▸ **WHAT TO DO**
Copy out the records below exactly as they appear.
** Opening ENTRIES SUPPLIED block **
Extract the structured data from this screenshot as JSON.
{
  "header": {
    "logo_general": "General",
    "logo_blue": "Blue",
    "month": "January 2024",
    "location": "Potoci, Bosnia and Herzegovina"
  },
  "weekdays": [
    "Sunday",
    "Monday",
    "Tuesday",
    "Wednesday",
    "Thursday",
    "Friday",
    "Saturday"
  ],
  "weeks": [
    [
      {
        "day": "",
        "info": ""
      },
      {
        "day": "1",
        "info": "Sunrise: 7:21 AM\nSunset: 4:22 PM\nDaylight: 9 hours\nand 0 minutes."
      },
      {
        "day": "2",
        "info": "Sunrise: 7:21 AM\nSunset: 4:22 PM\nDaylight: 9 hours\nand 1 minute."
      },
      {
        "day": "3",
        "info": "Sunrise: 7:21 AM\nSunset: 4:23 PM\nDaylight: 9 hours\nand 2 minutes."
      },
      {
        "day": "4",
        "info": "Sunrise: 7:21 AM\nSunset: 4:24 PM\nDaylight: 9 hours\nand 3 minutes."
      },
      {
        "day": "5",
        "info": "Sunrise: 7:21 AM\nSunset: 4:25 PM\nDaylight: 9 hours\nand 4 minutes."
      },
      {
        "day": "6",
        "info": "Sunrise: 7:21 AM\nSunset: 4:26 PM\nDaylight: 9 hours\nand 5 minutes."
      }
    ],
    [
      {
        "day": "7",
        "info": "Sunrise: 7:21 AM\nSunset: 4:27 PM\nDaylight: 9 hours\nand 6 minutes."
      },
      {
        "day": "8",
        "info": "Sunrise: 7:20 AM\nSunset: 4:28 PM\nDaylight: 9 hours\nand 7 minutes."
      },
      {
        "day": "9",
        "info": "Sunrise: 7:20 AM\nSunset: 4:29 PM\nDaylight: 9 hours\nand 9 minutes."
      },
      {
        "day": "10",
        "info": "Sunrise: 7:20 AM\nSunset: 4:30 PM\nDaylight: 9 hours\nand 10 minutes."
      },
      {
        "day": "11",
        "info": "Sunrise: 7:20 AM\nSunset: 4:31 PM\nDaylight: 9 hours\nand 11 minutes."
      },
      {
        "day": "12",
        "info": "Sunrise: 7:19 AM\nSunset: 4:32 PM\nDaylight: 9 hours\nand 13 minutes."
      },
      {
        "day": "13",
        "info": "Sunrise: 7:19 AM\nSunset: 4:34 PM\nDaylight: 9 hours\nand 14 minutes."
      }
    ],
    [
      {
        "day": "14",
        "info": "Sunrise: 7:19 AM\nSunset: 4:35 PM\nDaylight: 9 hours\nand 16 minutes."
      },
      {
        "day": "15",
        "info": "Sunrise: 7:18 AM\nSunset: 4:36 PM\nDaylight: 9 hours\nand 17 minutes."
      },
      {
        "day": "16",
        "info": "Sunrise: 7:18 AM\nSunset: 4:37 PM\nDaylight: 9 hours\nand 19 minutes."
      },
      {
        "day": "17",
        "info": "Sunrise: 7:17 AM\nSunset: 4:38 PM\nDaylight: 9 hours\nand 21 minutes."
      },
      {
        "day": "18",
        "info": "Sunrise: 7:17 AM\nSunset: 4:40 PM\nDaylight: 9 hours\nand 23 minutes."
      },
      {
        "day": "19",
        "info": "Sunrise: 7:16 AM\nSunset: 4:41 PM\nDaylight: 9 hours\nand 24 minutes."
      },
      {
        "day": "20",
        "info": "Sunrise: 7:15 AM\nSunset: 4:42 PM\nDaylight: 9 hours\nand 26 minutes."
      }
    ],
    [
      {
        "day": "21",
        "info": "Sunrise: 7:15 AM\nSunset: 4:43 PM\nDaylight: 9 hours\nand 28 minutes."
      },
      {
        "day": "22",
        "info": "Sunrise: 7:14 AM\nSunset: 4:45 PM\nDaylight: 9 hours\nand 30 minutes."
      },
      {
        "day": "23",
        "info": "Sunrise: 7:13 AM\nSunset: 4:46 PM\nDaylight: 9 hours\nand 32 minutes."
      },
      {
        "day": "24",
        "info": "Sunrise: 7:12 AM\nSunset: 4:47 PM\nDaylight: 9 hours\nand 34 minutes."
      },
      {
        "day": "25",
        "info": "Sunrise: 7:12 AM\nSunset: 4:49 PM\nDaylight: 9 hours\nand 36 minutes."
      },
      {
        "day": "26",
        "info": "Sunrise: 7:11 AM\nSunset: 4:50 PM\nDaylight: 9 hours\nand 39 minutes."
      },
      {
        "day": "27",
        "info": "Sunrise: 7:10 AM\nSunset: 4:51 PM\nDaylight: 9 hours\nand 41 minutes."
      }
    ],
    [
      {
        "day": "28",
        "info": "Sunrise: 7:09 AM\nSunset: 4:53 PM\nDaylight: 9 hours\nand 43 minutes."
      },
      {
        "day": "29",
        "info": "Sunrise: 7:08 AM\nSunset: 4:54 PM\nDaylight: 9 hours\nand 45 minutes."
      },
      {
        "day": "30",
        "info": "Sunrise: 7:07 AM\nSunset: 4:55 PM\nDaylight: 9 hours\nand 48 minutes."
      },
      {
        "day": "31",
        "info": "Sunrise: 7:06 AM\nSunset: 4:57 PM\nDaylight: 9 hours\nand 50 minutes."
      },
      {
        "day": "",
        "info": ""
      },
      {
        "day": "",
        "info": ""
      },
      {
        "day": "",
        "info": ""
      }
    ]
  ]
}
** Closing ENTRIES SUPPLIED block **
▸ **THE COMPLETED TASK**
Extract the structured data from this screenshot as JSON.
{
  "header": {
    "logo_general": "General",
    "logo_blue": "Blue",
    "month": "January 2024",
    "location": "Potoci, Bosnia and Herzegovina"
  },
  "weekdays": [
    "Sunday",
    "Monday",
    "Tuesday",
    "Wednesday",
    "Thursday",
    "Friday",
    "Saturday"
  ],
  "weeks": [
    [
      {
        "day": "",
        "info": ""
      },
      {
        "day": "1",
        "info": "Sunrise: 7:21 AM\nSunset: 4:22 PM\nDaylight: 9 hours\nand 0 minutes."
      },
      {
        "day": "2",
        "info": "Sunrise: 7:21 AM\nSunset: 4:22 PM\nDaylight: 9 hours\nand 1 minute."
      },
      {
        "day": "3",
        "info": "Sunrise: 7:21 AM\nSunset: 4:23 PM\nDaylight: 9 hours\nand 2 minutes."
      },
      {
        "day": "4",
        "info": "Sunrise: 7:21 AM\nSunset: 4:24 PM\nDaylight: 9 hours\nand 3 minutes."
      },
      {
        "day": "5",
        "info": "Sunrise: 7:21 AM\nSunset: 4:25 PM\nDaylight: 9 hours\nand 4 minutes."
      },
      {
        "day": "6",
        "info": "Sunrise: 7:21 AM\nSunset: 4:26 PM\nDaylight: 9 hours\nand 5 minutes."
      }
    ],
    [
      {
        "day": "7",
        "info": "Sunrise: 7:21 AM\nSunset: 4:27 PM\nDaylight: 9 hours\nand 6 minutes."
      },
      {
        "day": "8",
        "info": "Sunrise: 7:20 AM\nSunset: 4:28 PM\nDaylight: 9 hours\nand 7 minutes."
      },
      {
        "day": "9",
        "info": "Sunrise: 7:20 AM\nSunset: 4:29 PM\nDaylight: 9 hours\nand 9 minutes."
      },
      {
        "day": "10",
        "info": "Sunrise: 7:20 AM\nSunset: 4:30 PM\nDaylight: 9 hours\nand 10 minutes."
      },
      {
        "day": "11",
        "info": "Sunrise: 7:20 AM\nSunset: 4:31 PM\nDaylight: 9 hours\nand 11 minutes."
      },
      {
        "day": "12",
        "info": "Sunrise: 7:19 AM\nSunset: 4:32 PM\nDaylight: 9 hours\nand 13 minutes."
      },
      {
        "day": "13",
        "info": "Sunrise: 7:19 AM\nSunset: 4:34 PM\nDaylight: 9 hours\nand 14 minutes."
      }
    ],
    [
      {
        "day": "14",
        "info": "Sunrise: 7:19 AM\nSunset: 4:35 PM\nDaylight: 9 hours\nand 16 minutes."
      },
      {
        "day": "15",
        "info": "Sunrise: 7:18 AM\nSunset: 4:36 PM\nDaylight: 9 hours\nand 17 minutes."
      },
      {
        "day": "16",
        "info": "Sunrise: 7:18 AM\nSunset: 4:37 PM\nDaylight: 9 hours\nand 19 minutes."
      },
      {
        "day": "17",
        "info": "Sunrise: 7:17 AM\nSunset: 4:38 PM\nDaylight: 9 hours\nand 21 minutes."
      },
      {
        "day": "18",
        "info": "Sunrise: 7:17 AM\nSunset: 4:40 PM\nDaylight: 9 hours\nand 23 minutes."
      },
      {
        "day": "19",
        "info": "Sunrise: 7:16 AM\nSunset: 4:41 PM\nDaylight: 9 hours\nand 24 minutes."
      },
      {
        "day": "20",
        "info": "Sunrise: 7:15 AM\nSunset: 4:42 PM\nDaylight: 9 hours\nand 26 minutes."
      }
    ],
    [
      {
        "day": "21",
        "info": "Sunrise: 7:15 AM\nSunset: 4:43 PM\nDaylight: 9 hours\nand 28 minutes."
      },
      {
        "day": "22",
        "info": "Sunrise: 7:14 AM\nSunset: 4:45 PM\nDaylight: 9 hours\nand 30 minutes."
      },
      {
        "day": "23",
        "info": "Sunrise: 7:13 AM\nSunset: 4:46 PM\nDaylight: 9 hours\nand 32 minutes."
      },
      {
        "day": "24",
        "info": "Sunrise: 7:12 AM\nSunset: 4:47 PM\nDaylight: 9 hours\nand 34 minutes."
      },
      {
        "day": "25",
        "info": "Sunrise: 7:12 AM\nSunset: 4:49 PM\nDaylight: 9 hours\nand 36 minutes."
      },
      {
        "day": "26",
        "info": "Sunrise: 7:11 AM\nSunset: 4:50 PM\nDaylight: 9 hours\nand 39 minutes."
      },
      {
        "day": "27",
        "info": "Sunrise: 7:10 AM\nSunset: 4:51 PM\nDaylight: 9 hours\nand 41 minutes."
      }
    ],
    [
      {
        "day": "28",
        "info": "Sunrise: 7:09 AM\nSunset: 4:53 PM\nDaylight: 9 hours\nand 43 minutes."
      },
      {
        "day": "29",
        "info": "Sunrise: 7:08 AM\nSunset: 4:54 PM\nDaylight: 9 hours\nand 45 minutes."
      },
      {
        "day": "30",
        "info": "Sunrise: 7:07 AM\nSunset: 4:55 PM\nDaylight: 9 hours\nand 48 minutes."
      },
      {
        "day": "31",
        "info": "Sunrise: 7:06 AM\nSunset: 4:57 PM\nDaylight: 9 hours\nand 50 minutes."
      },
      {
        "day": "",
        "info": ""
      },
      {
        "day": "",
        "info": ""
      },
      {
        "day": "",
        "info": ""
      }
    ]
  ]
}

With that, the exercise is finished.